22 May 2007

The Great Ocean Road Marathon


I ran a 10K on Sunday in 58:30. Not to bad, considering I still had nearly 32K to go.

Add it all up, and I participated in the Great Ocean Road Marathon, a leisurely stroll from Lorne to Apollo Bay. The run is shown on the map above. To view the full map at Google Maps, click here. Check out the satellite view and zoom in on parts to get an idea what I saw. As you can see here, my final time was 4:29:17. For my first marathon, I'll take it.

Especially considering how difficult training has been for me this year. My training runs have been significantly slower than in the past and I have been dealing with nagging injuries the whole time. To be honest, I was pretty discouraged heading into the race, and had resigned myself to enjoying the ocean views and trying to finish before the road opened back up. I had originally set a goal of 4:30, so to actually beat that after all the difficulties felt great.

And the views were great—the road traces the ocean the entire way, weaving back and forth. The only exception is a stretch about 500 metres surrounded by eucalypts, but that is where the koalas are hiding. I spotted five. If you look at the elevation chart further down, you'll notice that some parts of the road are almost at sea level, while others are quite high up, so you enjoy both the sounds and spray of the surf and the wide, panoramic views. It's almost enough to make you forget that your knees are killing you.

Because of my difficulties during training, I did not intend to run the entire distance. So I was quite surprised when I did, excepting brief walks (30-60 seconds) through the drink stations every 5K and walking up two steep climbs at about 27K and 33K, about two minutes each.

Of course, I don't mean to imply that I didn't want to walk, or that I wasn't hurting. At the end of the race, I rated my body pain like this:

  1. hips
  2. left big toe (blisters)
  3. knees
  4. feet
Other than that, I felt great.

After three days, I am pretty well healed. My only remaining concern is the toe. Turns out, the blisters on the side were nothing. The real problem is the blister that developed under the nail—I think I'm going to lose it. Pictures, anyone?
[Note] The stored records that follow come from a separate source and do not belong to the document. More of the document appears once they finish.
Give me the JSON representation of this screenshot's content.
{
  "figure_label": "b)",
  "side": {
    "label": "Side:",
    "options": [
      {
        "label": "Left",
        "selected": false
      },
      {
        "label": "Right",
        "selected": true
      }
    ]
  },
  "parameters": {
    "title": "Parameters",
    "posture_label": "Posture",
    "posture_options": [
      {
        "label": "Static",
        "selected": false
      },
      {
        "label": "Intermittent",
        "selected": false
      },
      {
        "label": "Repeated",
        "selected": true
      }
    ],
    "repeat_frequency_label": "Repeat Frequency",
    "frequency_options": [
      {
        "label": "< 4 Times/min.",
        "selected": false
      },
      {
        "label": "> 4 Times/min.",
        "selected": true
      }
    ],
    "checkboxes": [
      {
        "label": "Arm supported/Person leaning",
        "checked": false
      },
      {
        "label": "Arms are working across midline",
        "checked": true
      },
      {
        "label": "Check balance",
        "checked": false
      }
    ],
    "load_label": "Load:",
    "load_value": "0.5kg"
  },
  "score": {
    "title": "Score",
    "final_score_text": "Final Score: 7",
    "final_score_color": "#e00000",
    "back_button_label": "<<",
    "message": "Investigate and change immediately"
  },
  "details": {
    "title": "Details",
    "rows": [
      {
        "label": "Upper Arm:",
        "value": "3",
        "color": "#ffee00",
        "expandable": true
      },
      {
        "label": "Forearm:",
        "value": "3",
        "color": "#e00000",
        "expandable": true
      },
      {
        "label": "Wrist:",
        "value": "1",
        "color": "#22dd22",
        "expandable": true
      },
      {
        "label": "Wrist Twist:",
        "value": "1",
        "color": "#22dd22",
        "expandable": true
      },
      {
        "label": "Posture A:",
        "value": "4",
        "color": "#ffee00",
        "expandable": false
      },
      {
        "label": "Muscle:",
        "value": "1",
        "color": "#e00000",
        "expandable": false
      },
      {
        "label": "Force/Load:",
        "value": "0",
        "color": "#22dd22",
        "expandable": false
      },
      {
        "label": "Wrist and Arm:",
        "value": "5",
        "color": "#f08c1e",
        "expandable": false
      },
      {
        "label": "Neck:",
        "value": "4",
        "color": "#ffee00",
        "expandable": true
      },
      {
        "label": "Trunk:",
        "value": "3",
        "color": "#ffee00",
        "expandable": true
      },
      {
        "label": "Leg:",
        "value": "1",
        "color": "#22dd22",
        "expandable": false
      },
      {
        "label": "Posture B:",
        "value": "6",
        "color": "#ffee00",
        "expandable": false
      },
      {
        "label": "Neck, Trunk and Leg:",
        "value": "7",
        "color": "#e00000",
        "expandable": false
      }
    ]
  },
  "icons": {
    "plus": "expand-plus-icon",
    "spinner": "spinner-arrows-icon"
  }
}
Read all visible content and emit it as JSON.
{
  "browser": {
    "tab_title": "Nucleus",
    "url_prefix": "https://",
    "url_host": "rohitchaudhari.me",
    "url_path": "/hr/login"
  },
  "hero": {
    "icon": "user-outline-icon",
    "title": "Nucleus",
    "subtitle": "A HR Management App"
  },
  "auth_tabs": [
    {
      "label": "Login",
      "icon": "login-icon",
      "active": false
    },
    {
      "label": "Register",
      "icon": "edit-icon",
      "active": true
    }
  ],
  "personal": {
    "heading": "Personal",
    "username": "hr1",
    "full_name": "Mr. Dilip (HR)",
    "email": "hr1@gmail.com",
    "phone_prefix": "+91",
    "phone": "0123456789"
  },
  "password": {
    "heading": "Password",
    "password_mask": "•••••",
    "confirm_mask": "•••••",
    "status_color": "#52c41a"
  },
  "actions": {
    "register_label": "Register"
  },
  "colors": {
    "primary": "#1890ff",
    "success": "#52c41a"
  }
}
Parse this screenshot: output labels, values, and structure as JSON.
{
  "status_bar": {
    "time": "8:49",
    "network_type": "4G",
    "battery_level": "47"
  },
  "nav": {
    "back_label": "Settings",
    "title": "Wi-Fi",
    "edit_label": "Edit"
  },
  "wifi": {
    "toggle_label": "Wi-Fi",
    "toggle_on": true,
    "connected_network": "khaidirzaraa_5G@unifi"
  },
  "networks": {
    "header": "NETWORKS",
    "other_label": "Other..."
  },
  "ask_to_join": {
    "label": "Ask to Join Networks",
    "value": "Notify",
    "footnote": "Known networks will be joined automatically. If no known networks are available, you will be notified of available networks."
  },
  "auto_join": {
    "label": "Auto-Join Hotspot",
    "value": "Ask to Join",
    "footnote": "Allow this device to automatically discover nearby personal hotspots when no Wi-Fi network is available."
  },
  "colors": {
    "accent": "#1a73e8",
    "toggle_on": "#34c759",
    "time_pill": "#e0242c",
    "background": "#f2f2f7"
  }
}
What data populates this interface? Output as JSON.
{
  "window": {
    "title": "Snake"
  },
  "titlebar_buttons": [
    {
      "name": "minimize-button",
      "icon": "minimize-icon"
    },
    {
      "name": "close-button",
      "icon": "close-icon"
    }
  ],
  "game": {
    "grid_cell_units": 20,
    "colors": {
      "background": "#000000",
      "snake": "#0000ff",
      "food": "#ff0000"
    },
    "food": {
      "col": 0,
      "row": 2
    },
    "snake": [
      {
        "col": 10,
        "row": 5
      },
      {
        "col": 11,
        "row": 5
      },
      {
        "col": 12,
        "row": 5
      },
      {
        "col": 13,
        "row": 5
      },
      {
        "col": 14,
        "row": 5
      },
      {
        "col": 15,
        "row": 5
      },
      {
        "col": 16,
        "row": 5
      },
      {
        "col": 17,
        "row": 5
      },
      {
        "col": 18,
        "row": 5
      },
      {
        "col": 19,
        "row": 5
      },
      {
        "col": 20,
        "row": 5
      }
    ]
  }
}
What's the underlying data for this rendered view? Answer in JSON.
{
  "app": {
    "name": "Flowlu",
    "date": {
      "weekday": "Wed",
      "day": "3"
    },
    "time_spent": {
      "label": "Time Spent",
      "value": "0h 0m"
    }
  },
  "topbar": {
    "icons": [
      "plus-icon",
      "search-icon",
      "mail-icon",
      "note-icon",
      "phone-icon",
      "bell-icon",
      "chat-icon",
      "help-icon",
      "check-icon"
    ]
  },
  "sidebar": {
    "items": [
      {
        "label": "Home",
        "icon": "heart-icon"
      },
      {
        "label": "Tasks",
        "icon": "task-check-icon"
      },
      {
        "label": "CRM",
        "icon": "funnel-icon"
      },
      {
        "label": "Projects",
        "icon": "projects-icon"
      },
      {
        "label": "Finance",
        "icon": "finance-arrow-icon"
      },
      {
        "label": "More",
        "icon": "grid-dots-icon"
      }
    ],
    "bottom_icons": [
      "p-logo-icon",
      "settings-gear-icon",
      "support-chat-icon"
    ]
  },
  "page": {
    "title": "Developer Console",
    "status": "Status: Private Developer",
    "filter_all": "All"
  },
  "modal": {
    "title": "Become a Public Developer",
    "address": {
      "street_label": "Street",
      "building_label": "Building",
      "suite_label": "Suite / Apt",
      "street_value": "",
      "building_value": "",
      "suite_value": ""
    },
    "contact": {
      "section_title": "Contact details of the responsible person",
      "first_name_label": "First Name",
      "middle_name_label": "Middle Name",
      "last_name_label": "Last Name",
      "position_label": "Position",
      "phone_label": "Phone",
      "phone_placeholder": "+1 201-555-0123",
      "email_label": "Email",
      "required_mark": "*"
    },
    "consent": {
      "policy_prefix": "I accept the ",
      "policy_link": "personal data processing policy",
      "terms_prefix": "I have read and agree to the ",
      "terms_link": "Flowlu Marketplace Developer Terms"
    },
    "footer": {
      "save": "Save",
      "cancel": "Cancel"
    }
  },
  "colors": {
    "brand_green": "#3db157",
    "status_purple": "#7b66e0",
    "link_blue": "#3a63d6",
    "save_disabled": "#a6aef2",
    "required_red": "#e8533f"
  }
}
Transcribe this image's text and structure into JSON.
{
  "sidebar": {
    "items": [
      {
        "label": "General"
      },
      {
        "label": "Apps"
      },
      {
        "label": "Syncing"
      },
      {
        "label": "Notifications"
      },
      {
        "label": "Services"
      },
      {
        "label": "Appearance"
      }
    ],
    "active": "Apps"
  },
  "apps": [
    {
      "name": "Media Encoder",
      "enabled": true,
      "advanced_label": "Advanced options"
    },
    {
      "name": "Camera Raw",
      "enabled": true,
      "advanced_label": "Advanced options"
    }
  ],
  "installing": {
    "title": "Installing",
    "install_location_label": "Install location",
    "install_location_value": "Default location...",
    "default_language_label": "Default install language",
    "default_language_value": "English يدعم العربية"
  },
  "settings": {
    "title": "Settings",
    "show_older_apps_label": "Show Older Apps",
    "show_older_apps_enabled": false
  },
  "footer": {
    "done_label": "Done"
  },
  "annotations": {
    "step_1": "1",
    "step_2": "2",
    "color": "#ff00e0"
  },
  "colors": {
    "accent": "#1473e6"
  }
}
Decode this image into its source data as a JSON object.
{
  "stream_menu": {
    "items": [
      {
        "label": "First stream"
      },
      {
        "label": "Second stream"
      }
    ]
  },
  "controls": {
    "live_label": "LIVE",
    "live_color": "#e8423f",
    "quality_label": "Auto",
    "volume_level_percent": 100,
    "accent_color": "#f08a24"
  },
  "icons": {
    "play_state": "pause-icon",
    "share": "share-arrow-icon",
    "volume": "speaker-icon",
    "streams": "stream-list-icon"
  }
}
Below are a couple of my charts from the race. The first is my 'lap time' for each kilometre and the second is the previously mentioned elevation chart. These charts (and many others) and the map at the top are courtesy of my Garmin Forerunner 205 (also pictured above) and MotionBased. If you run or cycle, I would highly recommend one of these. Yeah, they are a little pricey, but absolutely worth it. It tracks your distance, time, pace, bearing, elevation, calories burned, etc. You can set it to auto pause when you slow down or stop. You can 'race' yourself against a previous run or a preset pace. It can auto lap at preset distances, times or points. Basically, it's like having a state-of-the-art treadmill on your wrist with one exception: while it is a little bigger than a standard watch, it is definitely smaller than a treadmill.

Plus, you can load all that data onto your computer, get all these charts, graphs and maps. You can create specialised training sessions or trails on your computer and load them to the Forerunner. I could go on and on—just go to the websites and check it out yourself. And tell them Chris sent you.

Time chart

Elevation chart
Key stats from the race:
Distance: 41.66K
Time: 4:29:17
Minimum elevation: 1 m
Maximum elevation: 72 m
Temperature: 12-16°C
Koalas: 5

Finally, supersportimages.com already has pictures from the race up. Click the link and select 'view photos' under the May 20 Great Ocean Road International Marathon—my bib number was 139. In one picture I show a five for the koalas. In another, I flash a 'hook 'em Horns'. There are a few other good shots with ocean backgrounds.

I said I was discouraged before the race, but I'm glad I did it. I didn't expect it, but I do have a sense of pride and accomplishment about it. Will I run another marathon? I don't know—we'll see after my toenail grows back.

2 comments:

Kevin Hayward said...

Chris, nice work on completing the marathon. That's no small accomplishment!

BTW, thanks for reading my marathon articles.

Jonathan Williams said...

Chris, Sounds like an incredible run. I'd love to train and compete for a marathon--especially one along the coast. Sounds beautiful! Loved the pictures.
-Jonathan Williams